The answers to such questions can be found in the results of a recent study titled The Good Country Index, first announced at the TED Summit in Berlin on June 23rd of this year. The brains behind this project are those of Simon Anholt, an independent policy advisor and honorary professor at the School of Political, Social and International Studies at the University of East Anglia (UK), and of Robert Govers, an independent advisor for national, regional and city government administrations, scholar, author and speaker.
Using 35 reliable datasets gathered from the United Nations and other international organizations, Anholt and Govers, helped and advised by a group of experts, tried to answer a very simple, yet extremely important question: “what does each country on this earth contribute to the common good of humanity, and what does it take away?”
What the project tried to do is not only draw up a ranking of all countries on earth in relation to one another, but also, as one reads on the home page of the project, “to start a global debate about what countries really stand for. Do they exist purely to serve the interests of their own politicians, businesses and citizens, or are they actively working for all of humanity and the whole planet? The debate is a critical one, because if the first answer is the correct one, we’re all in deep trouble.”
The project team analyzed the available data by looking specifically at the impact each country has world wide based on seven categories: science and technology, culture, international peace and security, world order, planet and climate, prosperity and equality and health and wellbeing.
The project is not about the best place to live in the world or the best place to go on holiday, and it does not make moral judgements on the countries or provide comments on the results of the rankings. The main concept behind the project is “encouraging populations and their governments to be more outward looking, and to consider the international consequences of their national behaviour.”

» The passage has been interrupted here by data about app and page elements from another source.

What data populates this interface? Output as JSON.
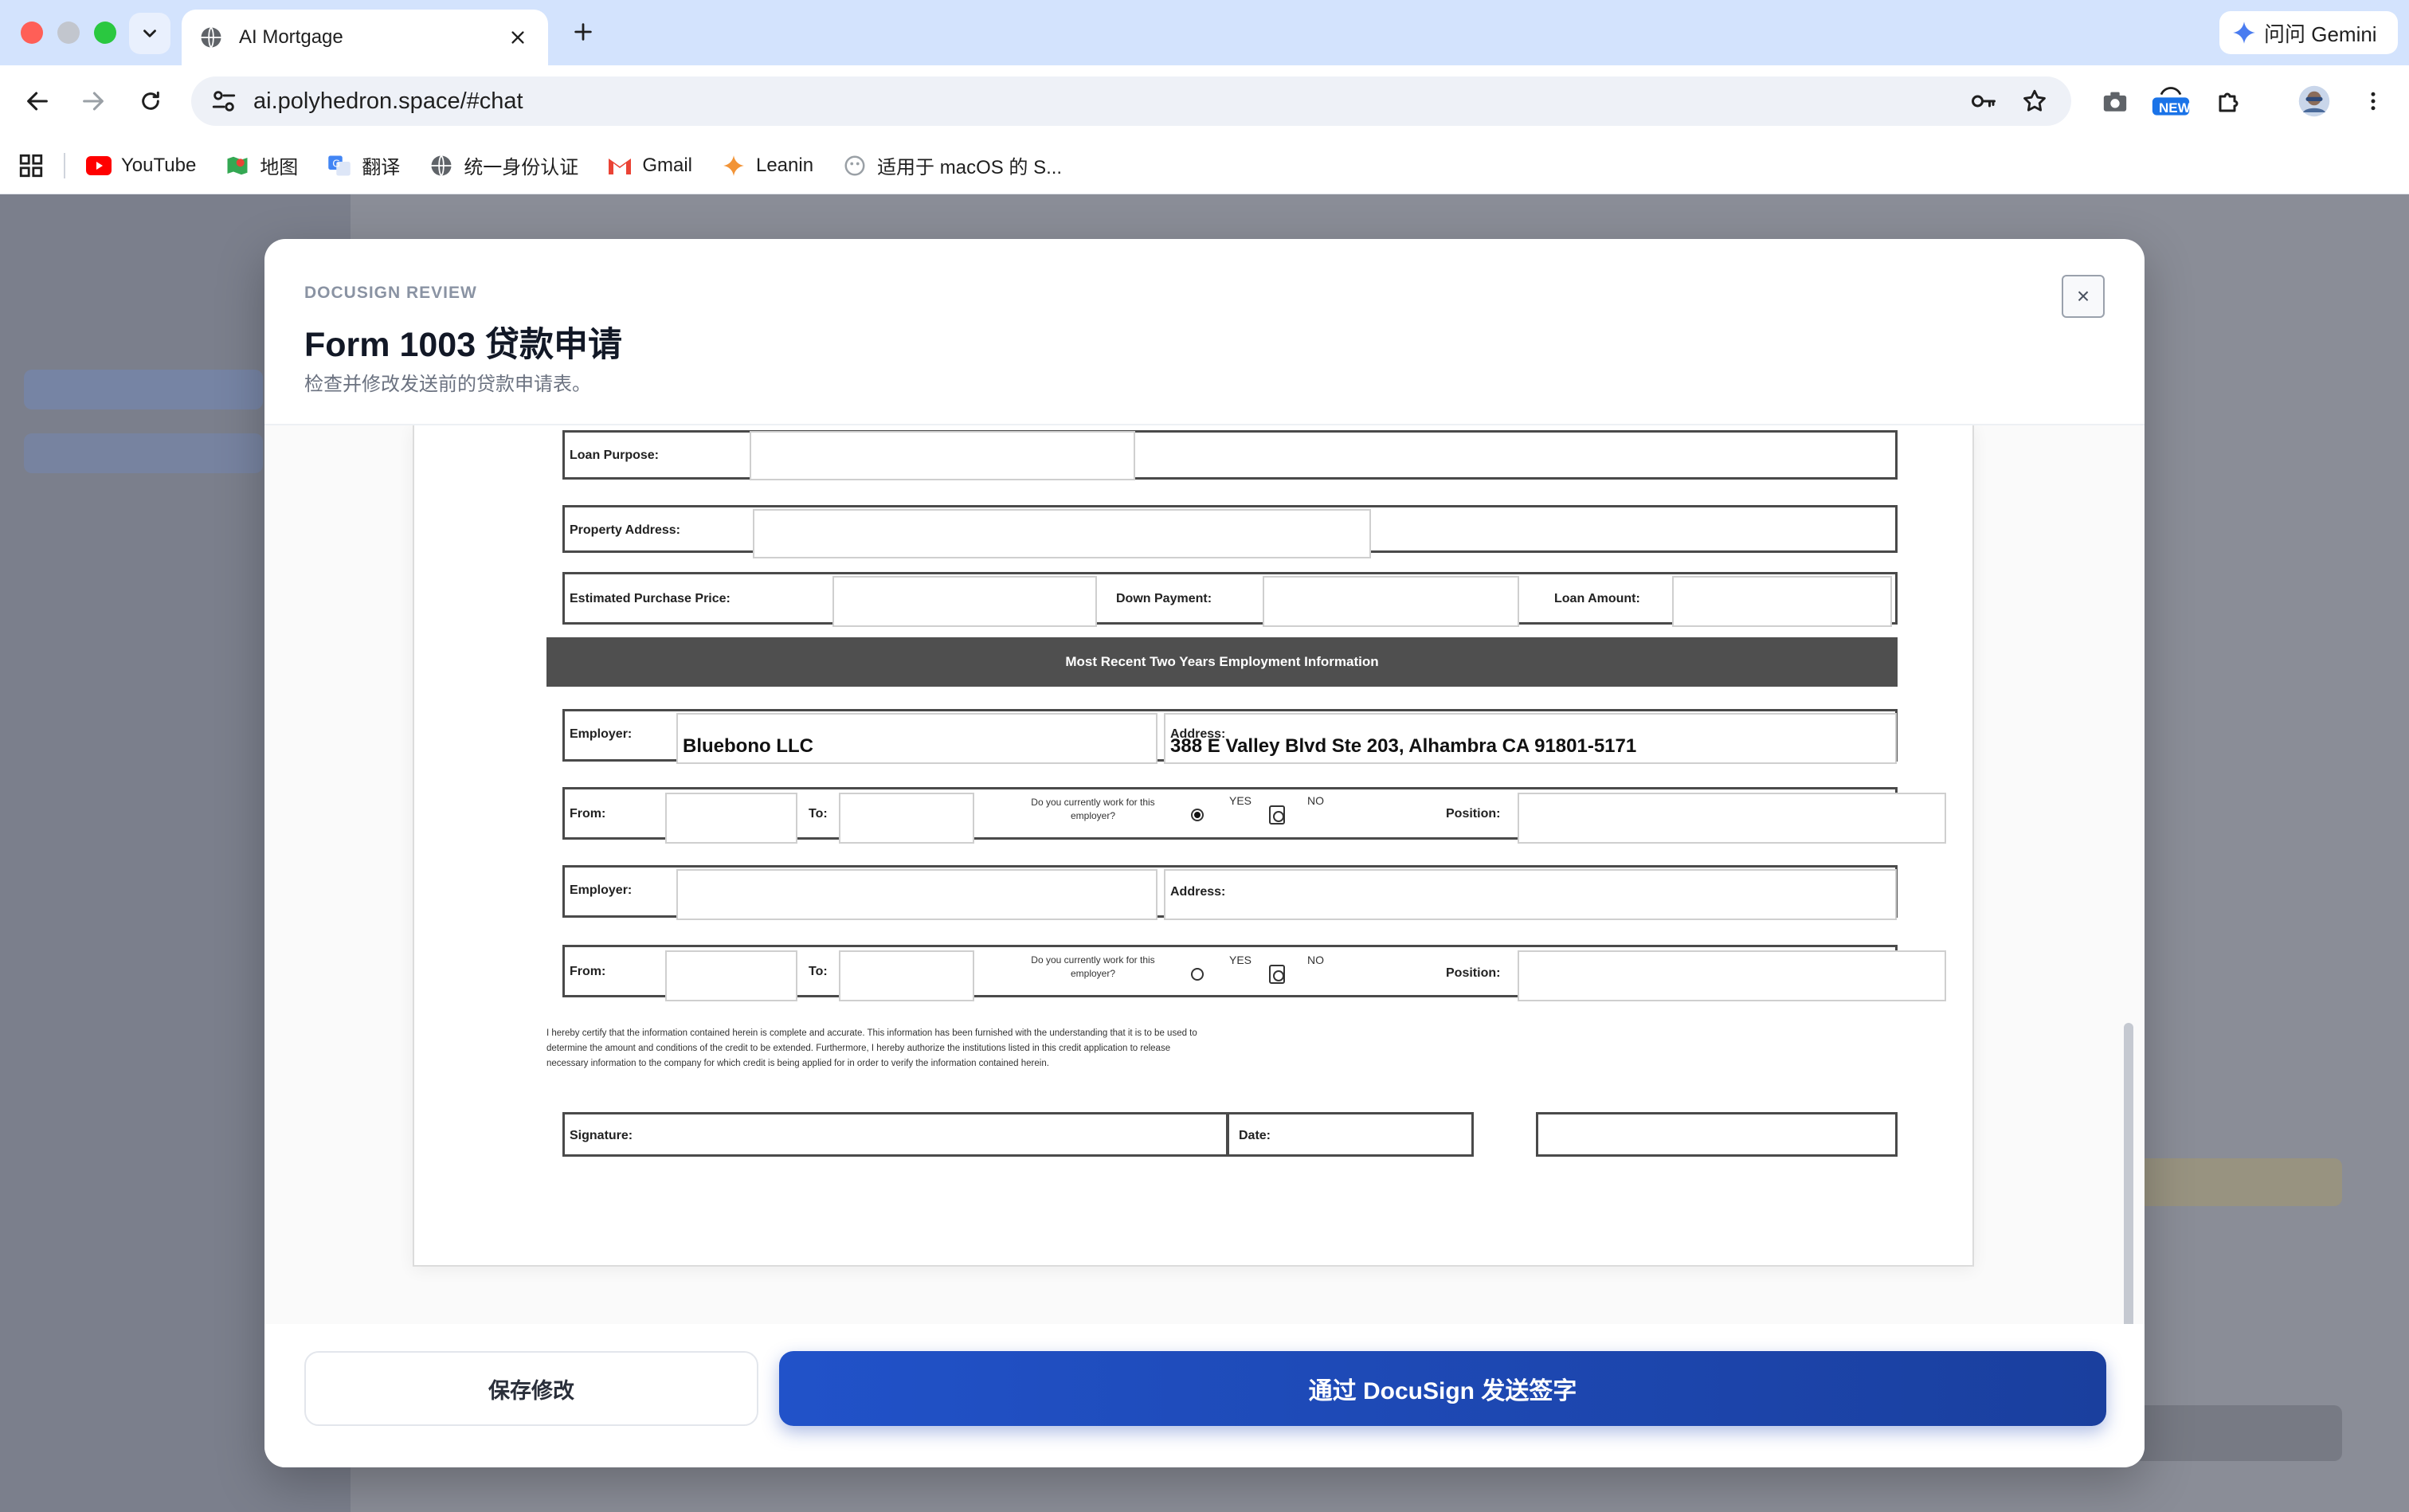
{
  "browser": {
    "tab_title": "AI Mortgage",
    "url": "ai.polyhedron.space/#chat",
    "gemini_label": "问问 Gemini",
    "new_badge": "NEW",
    "bookmarks": [
      {
        "label": "YouTube",
        "icon": "youtube-icon"
      },
      {
        "label": "地图",
        "icon": "maps-icon"
      },
      {
        "label": "翻译",
        "icon": "translate-icon"
      },
      {
        "label": "统一身份认证",
        "icon": "globe-icon"
      },
      {
        "label": "Gmail",
        "icon": "gmail-icon"
      },
      {
        "label": "Leanin",
        "icon": "sparkle-icon"
      },
      {
        "label": "适用于 macOS 的 S...",
        "icon": "app-icon"
      }
    ]
  },
  "modal": {
    "eyebrow": "DOCUSIGN REVIEW",
    "title": "Form 1003 贷款申请",
    "subtitle": "检查并修改发送前的贷款申请表。",
    "close_label": "×",
    "save_button": "保存修改",
    "send_button": "通过 DocuSign 发送签字"
  },
  "form": {
    "loan_purpose_label": "Loan Purpose:",
    "loan_purpose_value": "",
    "property_address_label": "Property Address:",
    "property_address_value": "",
    "estimated_price_label": "Estimated Purchase Price:",
    "down_payment_label": "Down Payment:",
    "loan_amount_label": "Loan Amount:",
    "section_title": "Most Recent Two Years Employment Information",
    "employment": [
      {
        "employer_label": "Employer:",
        "employer_value": "Bluebono LLC",
        "address_label": "Address:",
        "address_value": "388 E Valley Blvd Ste 203, Alhambra CA 91801-5171",
        "from_label": "From:",
        "to_label": "To:",
        "question": "Do you currently work for this employer?",
        "yes_label": "YES",
        "no_label": "NO",
        "yes_selected": true,
        "position_label": "Position:"
      },
      {
        "employer_label": "Employer:",
        "employer_value": "",
        "address_label": "Address:",
        "address_value": "",
        "from_label": "From:",
        "to_label": "To:",
        "question": "Do you currently work for this employer?",
        "yes_label": "YES",
        "no_label": "NO",
        "yes_selected": false,
        "position_label": "Position:"
      }
    ],
    "certification": "I hereby certify that the information contained herein is complete and accurate. This information has been furnished with the understanding that it is to be used to determine the amount and conditions of the credit to be extended. Furthermore, I hereby authorize the institutions listed in this credit application to release necessary information to the company for which credit is being applied for in order to verify the information contained herein.",
    "signature_label": "Signature:",
    "date_label": "Date:"
  }
}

Can you guess, based on these categories, which country scored the highest and thus ranks first overall? The answer is Ireland, which ranks first in prosperity and equality, fourth in world order, seventh in culture and ninth in health and wellbeing.
Ireland is followed, not surprisingly perhaps, by Finland, Switzerland and the Netherlands. The United Kingdom is at number seven; Canada is at number twelve. The country ranks second in planet and climate, fourth in health and wellbeing and fourteenth in world order. The country’s worst ranking is in international peace and security where it ranks 106th, ahead of Estonia and behind Poland.
Italy, sandwiched between Spain and the United States, is at number twenty, ranking eleventh in world order, nineteenth in health and wellbeing and twenty-second in culture. Its worst ranking is in international peace and security.
The bottom of the list (number 125) is occupied by Libya, which ranks sixteenth in international peace and security, but is almost at the bottom of the list in all other categories.
We live in a world that is increasingly global and borderless. More and more, we face problems that are universal and that impact the lives of everyone everywhere: climate change, poverty and hunger, migration and human rights… Countries can ill afford to think of themselves as isolated entities. Rather, we must work side by side to identify problems and plan strategies to solve them. The concept of collaboration and communication across borders, which characterizes this project, is stressed by the use of the adjective “good” in the project title. Here “good” is not used in opposition to “bad,” as one might expect, but instead suggests the selfishness of a country that acts as if it were sitting “on its own private planet.”
The project, the first of many that Anholt and Govers are implementing, tries to see how much every country is doing, how this affects the rest of the world, and how it can influence actions taken in the same direction by the rest of the world.
The Good Country Index is a first of its kind and its findings are thus neither definite nor perfect. It raises many questions and doubts about the way the data has been analyzed, the categories that were selected, and which countries were included and not included. As Anholt and Govers explain, “it’s a start, and we welcome constructive contributions. It will probably never be possible to give a complete answer on any of these issues, but it’s surely better to get the debate going than to keep silent.”
To learn more about this project and perhaps contribute some constructive criticism, see goodcountry.org.
Giulia De Gasperi is originally from Treviso, Italy. She currently lives in Summerside, PEI.